Particleboard and hardboard can be produced more economically than plywood and have been used as a substitute for the latter in building construction. It is particularly useful as the sub-sheathing in roofing, siding and flooring. Unfortunately, particleboard has an extremely smooth or slick surface which provides poor footing to workmen who have been found to slip and fall thereon, particularly when said material is wet or dusted with sawdust or the like.
Furthermore, when said particleboard panels are employed as roof sheathing on pitched roofs, it has proven difficult to loosely stack panels on such incline without the stacks slipping and falling. Furthermore, tools skid along the surface and are difficult to maintain in place.
Various attempts have been made to increase the surface friction of particleboard or hardboard panels but, while various methods of roughening the surface such as by sanding or embossing improve underfooting for the workmen, they do not appear to afford appreciable improvement for preventing tools from slipping thereover or stacked panels from sliding in echelon.
As mentioned above, one of the attractive features of particleboard and hardboard is its relatively low cost compared to comparable construction materials such as plywood or the like. However, such economic advantage while significant is not appreciable. Therefore, any technique for remedying the problem caused by the slippery surface must not add significantly to the cost of such panels.
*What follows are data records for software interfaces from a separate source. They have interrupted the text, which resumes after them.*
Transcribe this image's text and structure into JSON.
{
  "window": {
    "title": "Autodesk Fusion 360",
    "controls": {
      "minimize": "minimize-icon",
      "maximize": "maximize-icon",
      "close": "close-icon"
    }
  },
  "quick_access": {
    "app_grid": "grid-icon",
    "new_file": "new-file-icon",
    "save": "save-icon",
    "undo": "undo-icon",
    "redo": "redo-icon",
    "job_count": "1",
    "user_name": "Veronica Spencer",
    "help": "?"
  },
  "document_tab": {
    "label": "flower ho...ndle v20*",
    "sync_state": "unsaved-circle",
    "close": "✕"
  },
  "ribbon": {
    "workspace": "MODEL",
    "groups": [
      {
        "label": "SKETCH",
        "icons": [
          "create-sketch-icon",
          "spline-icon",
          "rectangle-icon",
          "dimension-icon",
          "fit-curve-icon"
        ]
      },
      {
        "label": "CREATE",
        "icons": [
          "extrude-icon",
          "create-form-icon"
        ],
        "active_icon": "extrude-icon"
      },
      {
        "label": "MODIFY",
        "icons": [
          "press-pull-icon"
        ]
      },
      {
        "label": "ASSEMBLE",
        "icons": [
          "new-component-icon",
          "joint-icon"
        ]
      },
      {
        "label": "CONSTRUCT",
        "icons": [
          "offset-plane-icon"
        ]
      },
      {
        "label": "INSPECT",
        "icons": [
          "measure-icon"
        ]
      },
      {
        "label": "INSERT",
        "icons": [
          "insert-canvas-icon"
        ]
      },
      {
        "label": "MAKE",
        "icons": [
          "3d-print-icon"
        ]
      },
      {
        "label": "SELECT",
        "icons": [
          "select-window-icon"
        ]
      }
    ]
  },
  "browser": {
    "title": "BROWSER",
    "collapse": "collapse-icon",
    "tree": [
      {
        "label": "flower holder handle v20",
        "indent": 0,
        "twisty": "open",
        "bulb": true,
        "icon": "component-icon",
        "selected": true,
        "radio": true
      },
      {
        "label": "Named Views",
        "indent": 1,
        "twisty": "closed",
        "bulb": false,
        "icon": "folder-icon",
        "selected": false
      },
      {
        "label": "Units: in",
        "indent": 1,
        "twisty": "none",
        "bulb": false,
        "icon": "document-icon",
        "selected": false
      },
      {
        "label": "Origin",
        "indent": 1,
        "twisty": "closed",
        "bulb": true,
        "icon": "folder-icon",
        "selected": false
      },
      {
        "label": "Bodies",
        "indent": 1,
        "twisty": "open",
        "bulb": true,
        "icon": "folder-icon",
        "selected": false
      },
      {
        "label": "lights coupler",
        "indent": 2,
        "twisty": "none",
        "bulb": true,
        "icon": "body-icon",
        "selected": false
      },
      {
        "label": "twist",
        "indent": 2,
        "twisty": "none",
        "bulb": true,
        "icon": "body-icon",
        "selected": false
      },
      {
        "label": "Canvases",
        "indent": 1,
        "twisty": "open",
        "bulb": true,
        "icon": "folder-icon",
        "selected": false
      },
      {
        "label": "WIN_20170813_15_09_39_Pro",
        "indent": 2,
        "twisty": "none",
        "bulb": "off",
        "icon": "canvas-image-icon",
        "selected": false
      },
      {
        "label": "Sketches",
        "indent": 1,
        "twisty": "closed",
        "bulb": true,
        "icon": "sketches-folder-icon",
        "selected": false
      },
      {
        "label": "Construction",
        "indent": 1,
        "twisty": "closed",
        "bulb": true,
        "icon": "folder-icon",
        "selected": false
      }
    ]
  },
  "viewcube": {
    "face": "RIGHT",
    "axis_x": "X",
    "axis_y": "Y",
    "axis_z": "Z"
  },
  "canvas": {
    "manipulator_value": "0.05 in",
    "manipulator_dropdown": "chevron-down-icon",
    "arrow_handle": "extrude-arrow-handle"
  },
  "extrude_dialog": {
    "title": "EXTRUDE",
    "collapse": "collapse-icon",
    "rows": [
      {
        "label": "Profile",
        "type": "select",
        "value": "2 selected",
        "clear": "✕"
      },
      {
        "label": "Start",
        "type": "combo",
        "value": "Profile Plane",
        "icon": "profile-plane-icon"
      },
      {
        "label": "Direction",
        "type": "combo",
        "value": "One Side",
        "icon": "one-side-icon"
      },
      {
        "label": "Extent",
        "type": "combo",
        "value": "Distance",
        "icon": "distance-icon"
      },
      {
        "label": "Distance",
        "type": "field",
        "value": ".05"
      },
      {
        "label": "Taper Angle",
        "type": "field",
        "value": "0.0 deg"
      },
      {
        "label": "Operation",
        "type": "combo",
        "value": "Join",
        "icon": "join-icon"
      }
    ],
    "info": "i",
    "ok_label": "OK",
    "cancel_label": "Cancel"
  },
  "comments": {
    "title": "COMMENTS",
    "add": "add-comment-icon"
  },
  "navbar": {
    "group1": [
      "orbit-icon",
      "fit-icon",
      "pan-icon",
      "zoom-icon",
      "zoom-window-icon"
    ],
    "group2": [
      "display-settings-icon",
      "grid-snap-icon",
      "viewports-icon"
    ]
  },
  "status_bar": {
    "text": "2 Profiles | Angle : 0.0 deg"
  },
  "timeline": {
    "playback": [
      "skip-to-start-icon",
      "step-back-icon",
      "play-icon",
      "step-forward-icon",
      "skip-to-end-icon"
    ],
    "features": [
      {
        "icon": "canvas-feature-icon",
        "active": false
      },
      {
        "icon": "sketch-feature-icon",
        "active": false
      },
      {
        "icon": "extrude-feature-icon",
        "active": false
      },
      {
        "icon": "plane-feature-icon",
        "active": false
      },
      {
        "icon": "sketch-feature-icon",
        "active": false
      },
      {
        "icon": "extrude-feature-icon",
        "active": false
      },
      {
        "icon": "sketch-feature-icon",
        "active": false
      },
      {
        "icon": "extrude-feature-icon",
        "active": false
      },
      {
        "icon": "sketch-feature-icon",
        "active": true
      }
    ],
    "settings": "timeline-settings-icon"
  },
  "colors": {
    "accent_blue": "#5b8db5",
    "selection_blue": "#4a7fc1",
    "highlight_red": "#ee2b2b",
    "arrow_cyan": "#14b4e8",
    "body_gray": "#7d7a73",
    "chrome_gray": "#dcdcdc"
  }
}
With the foregoing in mind, the present invention provides an economical solution to the problem utilizing an otherwise scrap material in a particular manner by a simple addition to the existing production line. In particular, the invention can be practiced by using rubber grindings and buffings produced as a waste product in vehicular tire recapping operations. Of course, as will appear hereinafter, any particulate elastomeric material may be employed satisfactorily. However, the aforesaid grinding and buffing waste is presently believed to afford the best economy.
In accordance with one aspect of the present invention there is provided an improved construction panel comprising a layer of elastomeric particles distributed over and bonded to at least one external surface of a structural sheet of material selected from the group consisting of particleboard, hardboard, plywood, fiberboard, and combinations thereof.
In accordance with a further aspect of the subject invention, there is provided the method of producing a particleboard panel which comprises the steps of distributing elastomeric particles on a caul plate, depositing wood flakes admixed with a binder over said particles to form a composite mat, and curing said binder to simultaneously form said particleboard panel while bonding said elastomeric particles to a surface thereof.
Finally, the subject invention provides a method of inhibiting normally slippery-surfaced construction panels from sliding in echelon when stacked which method comprises providing at least one external surface of each of said panels with an adherent layer of distributed elastomeric particles.